Gibbs said Nancy Killefer, who was on track to become the federal government's chief performance officer, resigned on Tuesday for similar reasons.
Both of them had a series of problems with their personal finances and failed to pay hundreds of thousands in taxes.
Gibbs said both "recognized you can't set an example of responsiblity but accept a different standard of service" during a White House press briefing Tuesday afternoon.
Obama's Treasury Secretary Tim Geithner, however, also had tax problems. He failed to pay $34,000 in taxes while working for the IMF. Gibbs said Geithner's transgressions were not a deal-breaker because "Mr. Geithner has gone through a process..he has gone through the full Senate with bipartisan support."
Gibbs flailed to answer more pressing why the president stood by Geithner despite his tax problems, but not Daschle. He would not answer a question if Obama would have kept supporting Daschle or Killefer if he had not withdrawn his name.
The most he would say is that there are "a few exceptions for people who are uniquely qualified to lead this country."
"I am not going to spend a lot of time up here today looking in the rear view mirror," he said.
Fed Still Expects Two Hikes, Market Still Says One, Not Until November
Gross Domestic Product
Setting the Record Straight on Great Britain, America and World War II
Victor Davis Hanson

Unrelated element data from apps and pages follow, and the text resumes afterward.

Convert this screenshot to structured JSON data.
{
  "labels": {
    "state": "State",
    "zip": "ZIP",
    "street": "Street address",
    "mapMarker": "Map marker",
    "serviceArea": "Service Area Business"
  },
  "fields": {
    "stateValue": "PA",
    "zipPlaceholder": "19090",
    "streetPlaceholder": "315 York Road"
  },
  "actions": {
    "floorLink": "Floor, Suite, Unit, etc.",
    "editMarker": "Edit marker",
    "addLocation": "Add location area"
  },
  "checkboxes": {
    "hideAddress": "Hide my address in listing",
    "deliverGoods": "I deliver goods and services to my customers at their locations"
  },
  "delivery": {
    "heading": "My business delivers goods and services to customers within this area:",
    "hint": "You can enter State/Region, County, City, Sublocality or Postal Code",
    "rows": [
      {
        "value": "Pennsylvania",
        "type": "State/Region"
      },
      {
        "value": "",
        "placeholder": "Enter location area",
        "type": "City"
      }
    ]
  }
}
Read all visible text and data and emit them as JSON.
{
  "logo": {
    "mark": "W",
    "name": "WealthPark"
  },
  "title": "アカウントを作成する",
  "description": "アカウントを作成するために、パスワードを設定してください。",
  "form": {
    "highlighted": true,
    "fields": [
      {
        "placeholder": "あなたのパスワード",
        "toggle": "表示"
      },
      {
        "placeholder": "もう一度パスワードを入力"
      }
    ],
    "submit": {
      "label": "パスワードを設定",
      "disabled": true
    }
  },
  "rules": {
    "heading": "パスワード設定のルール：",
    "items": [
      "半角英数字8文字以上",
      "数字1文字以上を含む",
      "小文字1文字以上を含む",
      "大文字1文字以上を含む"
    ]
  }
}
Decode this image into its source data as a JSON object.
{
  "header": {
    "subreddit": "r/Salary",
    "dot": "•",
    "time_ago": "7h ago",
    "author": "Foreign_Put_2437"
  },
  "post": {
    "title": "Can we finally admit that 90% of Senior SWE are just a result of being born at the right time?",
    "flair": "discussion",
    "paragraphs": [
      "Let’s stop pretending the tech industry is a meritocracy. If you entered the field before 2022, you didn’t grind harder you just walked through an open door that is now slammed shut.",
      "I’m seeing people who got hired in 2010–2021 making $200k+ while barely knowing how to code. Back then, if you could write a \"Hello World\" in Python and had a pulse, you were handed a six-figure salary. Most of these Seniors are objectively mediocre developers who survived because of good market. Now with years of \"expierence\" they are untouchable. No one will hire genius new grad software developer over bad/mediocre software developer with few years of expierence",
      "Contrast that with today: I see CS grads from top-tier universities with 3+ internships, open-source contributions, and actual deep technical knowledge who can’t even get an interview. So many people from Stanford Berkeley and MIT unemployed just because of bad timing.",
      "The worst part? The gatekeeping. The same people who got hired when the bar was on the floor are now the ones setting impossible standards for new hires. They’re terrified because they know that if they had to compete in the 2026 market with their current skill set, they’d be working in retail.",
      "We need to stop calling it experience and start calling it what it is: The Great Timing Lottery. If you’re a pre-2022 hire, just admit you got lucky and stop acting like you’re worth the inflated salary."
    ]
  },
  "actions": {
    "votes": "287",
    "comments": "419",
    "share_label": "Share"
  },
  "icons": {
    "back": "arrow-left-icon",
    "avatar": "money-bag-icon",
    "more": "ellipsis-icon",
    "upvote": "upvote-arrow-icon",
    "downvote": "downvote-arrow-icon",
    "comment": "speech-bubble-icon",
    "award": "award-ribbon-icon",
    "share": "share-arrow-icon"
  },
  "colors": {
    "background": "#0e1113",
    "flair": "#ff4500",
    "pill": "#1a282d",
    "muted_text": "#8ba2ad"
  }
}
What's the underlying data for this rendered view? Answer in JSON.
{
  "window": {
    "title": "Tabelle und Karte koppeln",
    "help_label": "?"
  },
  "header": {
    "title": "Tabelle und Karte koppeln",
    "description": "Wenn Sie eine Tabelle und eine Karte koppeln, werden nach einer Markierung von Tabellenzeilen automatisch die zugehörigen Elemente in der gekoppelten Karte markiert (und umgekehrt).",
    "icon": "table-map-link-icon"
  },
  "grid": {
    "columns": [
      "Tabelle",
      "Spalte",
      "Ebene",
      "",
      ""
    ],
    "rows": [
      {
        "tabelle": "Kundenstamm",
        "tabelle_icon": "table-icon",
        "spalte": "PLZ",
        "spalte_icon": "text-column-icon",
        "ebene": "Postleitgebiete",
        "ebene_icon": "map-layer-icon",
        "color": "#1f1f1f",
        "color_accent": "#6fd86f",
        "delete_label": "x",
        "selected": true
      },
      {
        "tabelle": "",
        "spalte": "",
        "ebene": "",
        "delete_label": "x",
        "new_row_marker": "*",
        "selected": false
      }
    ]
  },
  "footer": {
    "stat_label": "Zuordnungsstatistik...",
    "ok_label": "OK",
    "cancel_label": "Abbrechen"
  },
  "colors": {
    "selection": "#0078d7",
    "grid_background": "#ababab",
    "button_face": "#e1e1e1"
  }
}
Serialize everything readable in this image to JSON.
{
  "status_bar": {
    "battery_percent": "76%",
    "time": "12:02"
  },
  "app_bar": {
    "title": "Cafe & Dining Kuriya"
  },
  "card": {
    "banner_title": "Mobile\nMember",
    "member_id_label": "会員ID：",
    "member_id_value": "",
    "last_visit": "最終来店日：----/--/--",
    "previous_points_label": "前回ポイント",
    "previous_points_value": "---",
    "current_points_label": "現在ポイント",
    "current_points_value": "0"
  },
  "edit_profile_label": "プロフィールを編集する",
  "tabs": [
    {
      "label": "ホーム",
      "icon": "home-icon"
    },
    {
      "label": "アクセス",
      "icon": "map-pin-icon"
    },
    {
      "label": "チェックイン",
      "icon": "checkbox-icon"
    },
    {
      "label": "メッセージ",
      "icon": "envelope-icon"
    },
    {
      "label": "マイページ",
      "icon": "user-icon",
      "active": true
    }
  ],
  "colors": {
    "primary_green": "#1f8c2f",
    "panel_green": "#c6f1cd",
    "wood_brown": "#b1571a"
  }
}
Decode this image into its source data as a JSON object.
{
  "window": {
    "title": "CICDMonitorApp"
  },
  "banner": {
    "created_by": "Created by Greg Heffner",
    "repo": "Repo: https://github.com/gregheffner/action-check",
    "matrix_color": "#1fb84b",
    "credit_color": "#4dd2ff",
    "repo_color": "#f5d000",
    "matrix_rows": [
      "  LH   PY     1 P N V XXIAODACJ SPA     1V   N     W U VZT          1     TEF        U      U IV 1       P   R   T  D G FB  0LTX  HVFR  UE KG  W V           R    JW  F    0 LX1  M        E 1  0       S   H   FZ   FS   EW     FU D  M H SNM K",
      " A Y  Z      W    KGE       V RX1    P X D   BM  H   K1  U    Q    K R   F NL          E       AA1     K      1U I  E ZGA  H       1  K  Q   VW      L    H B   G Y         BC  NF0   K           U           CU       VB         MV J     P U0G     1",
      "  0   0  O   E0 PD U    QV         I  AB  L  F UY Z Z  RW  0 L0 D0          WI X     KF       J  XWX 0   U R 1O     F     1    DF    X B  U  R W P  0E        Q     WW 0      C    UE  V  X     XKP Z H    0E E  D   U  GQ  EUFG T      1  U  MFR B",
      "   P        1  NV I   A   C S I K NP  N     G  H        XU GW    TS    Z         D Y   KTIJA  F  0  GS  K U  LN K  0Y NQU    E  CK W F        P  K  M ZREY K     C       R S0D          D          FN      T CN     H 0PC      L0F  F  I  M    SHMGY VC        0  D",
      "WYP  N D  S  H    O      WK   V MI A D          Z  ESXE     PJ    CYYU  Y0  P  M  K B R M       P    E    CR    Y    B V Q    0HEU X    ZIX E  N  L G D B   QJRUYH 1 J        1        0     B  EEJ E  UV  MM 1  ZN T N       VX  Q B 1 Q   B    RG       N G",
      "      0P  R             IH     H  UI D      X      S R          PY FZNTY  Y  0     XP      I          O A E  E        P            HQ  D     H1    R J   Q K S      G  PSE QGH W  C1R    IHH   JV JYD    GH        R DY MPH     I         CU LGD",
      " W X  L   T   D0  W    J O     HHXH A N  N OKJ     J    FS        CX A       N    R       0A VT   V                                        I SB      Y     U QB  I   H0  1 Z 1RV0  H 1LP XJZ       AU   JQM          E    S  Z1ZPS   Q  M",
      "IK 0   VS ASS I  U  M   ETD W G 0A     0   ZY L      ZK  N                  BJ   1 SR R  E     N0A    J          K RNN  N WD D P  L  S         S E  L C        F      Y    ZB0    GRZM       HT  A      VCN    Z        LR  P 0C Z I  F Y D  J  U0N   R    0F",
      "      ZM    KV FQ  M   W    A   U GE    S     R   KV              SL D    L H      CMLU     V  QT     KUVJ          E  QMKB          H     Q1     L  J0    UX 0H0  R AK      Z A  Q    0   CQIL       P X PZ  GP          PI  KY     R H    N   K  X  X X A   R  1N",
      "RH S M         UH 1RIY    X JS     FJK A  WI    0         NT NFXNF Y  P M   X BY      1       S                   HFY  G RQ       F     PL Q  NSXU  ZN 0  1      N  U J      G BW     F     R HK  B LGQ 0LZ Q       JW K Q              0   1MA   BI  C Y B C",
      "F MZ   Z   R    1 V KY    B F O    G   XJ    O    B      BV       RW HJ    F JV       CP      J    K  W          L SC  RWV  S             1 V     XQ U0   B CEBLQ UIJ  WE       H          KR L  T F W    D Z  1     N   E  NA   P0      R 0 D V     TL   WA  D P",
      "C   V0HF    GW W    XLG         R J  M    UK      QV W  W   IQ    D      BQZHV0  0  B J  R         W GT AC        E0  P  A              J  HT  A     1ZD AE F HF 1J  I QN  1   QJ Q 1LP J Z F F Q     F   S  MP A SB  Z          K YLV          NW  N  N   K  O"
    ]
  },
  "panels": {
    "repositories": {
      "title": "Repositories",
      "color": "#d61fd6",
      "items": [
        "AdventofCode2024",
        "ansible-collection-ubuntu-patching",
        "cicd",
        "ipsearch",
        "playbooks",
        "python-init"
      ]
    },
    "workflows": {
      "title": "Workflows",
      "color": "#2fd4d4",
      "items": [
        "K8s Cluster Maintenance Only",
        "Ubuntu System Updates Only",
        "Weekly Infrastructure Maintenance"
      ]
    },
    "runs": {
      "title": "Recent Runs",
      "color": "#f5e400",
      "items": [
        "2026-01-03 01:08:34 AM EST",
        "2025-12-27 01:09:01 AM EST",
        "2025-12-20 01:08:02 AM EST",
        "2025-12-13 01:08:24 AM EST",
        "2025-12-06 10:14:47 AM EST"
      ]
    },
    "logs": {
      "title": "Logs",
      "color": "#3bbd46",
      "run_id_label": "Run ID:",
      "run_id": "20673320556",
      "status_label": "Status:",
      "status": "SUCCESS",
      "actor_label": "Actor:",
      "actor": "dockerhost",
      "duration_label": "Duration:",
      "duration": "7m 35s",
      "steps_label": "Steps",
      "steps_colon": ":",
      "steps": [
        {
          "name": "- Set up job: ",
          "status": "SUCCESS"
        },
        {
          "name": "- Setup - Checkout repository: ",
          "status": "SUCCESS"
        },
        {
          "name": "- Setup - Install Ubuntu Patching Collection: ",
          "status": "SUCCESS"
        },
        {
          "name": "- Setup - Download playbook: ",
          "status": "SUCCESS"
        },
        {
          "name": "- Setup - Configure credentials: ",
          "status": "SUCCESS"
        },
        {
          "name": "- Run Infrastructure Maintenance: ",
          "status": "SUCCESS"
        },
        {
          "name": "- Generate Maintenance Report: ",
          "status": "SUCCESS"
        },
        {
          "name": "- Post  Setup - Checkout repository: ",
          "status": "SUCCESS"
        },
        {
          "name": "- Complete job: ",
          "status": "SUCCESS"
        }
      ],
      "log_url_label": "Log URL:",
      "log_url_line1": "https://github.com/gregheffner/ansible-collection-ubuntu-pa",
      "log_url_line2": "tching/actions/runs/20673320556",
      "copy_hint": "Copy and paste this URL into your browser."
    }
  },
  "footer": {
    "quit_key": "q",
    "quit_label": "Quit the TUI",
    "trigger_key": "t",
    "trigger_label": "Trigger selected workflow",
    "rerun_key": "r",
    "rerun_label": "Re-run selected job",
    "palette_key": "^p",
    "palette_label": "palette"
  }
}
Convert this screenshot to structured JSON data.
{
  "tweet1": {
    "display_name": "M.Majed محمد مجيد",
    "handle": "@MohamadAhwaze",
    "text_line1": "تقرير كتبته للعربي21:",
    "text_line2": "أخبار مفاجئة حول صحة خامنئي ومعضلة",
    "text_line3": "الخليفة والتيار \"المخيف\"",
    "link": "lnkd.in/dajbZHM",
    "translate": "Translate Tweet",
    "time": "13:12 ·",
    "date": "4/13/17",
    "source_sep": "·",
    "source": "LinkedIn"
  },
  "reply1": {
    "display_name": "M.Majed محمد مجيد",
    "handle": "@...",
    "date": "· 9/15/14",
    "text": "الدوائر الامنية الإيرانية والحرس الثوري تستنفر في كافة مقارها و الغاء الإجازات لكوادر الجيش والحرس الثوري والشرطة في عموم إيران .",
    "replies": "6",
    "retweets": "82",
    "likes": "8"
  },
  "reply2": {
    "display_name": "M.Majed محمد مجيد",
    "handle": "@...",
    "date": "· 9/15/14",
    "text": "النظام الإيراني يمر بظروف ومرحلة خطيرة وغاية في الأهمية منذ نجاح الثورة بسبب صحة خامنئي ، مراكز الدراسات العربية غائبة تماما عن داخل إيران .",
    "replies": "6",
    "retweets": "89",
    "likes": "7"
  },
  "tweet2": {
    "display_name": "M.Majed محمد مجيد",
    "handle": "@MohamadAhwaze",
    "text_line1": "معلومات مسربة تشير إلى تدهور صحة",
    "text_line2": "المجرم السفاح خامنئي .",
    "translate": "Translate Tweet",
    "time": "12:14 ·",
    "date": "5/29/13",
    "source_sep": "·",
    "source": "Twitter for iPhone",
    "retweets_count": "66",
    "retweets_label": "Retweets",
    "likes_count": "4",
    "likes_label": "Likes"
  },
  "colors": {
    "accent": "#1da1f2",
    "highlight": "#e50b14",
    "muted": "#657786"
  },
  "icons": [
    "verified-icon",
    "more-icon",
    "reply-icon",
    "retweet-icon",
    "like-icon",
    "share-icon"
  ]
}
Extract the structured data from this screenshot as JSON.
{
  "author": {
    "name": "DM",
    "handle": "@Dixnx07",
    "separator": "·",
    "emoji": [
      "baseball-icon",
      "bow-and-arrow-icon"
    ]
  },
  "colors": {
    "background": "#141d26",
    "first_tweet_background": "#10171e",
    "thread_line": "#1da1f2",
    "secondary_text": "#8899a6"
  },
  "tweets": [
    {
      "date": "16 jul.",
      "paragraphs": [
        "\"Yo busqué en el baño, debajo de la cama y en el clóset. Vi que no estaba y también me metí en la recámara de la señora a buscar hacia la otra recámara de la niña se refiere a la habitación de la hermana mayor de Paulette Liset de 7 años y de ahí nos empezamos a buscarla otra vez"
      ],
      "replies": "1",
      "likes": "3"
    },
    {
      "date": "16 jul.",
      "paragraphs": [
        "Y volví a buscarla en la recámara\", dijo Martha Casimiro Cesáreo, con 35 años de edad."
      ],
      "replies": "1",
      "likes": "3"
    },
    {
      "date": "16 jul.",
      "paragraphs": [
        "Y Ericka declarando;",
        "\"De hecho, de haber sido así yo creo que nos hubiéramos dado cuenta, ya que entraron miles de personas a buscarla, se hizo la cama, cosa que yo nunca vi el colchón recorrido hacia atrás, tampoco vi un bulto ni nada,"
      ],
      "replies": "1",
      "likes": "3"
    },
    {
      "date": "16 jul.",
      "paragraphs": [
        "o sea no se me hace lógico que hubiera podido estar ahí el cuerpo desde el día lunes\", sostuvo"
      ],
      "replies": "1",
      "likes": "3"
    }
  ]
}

Conservatives for Trump?
BREXIT: Brits Wanting To Leave the EU Spikes After Obama Tried To Convince Them To Stay In It